=== Exercise requirements ===
Search the records for "sitwatch". Copy every line where it appears.

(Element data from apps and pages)
------------------------------------

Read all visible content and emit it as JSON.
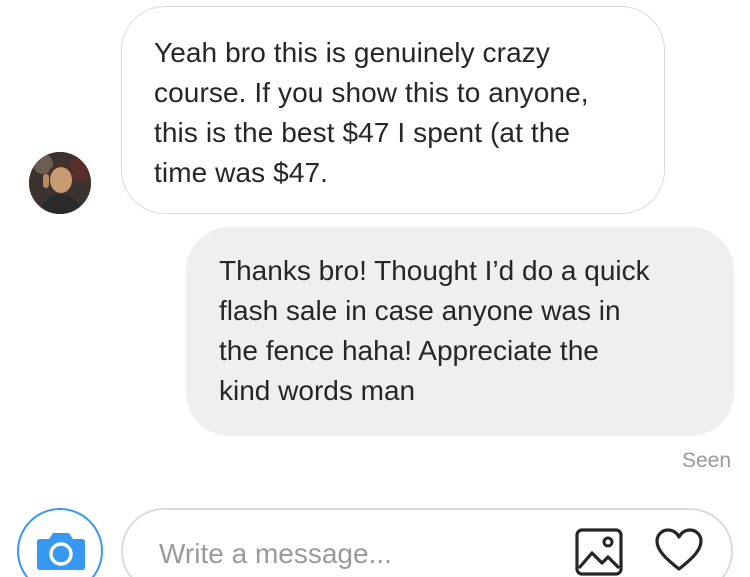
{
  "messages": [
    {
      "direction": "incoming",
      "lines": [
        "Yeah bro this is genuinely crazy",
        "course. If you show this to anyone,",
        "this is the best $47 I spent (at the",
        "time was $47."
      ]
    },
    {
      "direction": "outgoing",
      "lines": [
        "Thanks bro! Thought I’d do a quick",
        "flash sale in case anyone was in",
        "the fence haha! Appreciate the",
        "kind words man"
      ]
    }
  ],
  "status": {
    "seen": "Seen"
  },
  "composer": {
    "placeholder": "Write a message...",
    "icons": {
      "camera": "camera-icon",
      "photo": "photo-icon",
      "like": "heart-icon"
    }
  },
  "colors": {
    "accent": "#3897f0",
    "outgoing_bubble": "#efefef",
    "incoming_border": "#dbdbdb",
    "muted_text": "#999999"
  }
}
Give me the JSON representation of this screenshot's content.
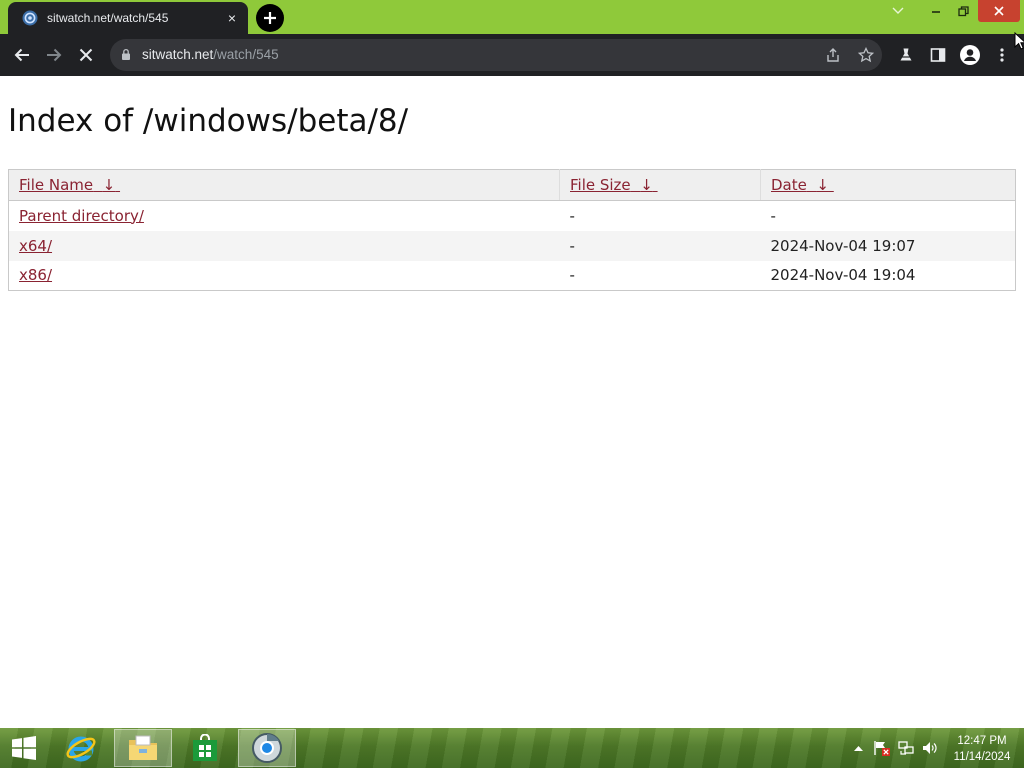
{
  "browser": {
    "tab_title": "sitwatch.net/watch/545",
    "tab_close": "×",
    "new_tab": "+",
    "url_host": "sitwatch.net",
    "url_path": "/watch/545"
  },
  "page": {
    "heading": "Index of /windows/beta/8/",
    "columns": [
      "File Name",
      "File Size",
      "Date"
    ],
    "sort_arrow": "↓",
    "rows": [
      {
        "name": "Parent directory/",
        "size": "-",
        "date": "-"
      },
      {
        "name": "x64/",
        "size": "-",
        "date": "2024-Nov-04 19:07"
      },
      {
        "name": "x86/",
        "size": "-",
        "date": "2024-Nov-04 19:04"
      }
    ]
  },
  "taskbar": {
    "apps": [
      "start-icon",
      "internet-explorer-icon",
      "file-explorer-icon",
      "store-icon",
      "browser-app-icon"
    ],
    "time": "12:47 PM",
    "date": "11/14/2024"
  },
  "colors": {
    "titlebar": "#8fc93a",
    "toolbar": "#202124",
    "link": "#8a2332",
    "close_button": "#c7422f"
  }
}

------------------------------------

=== Output of the exercise ===
    "tab_title": "sitwatch.net/watch/545",
    "url_host": "sitwatch.net",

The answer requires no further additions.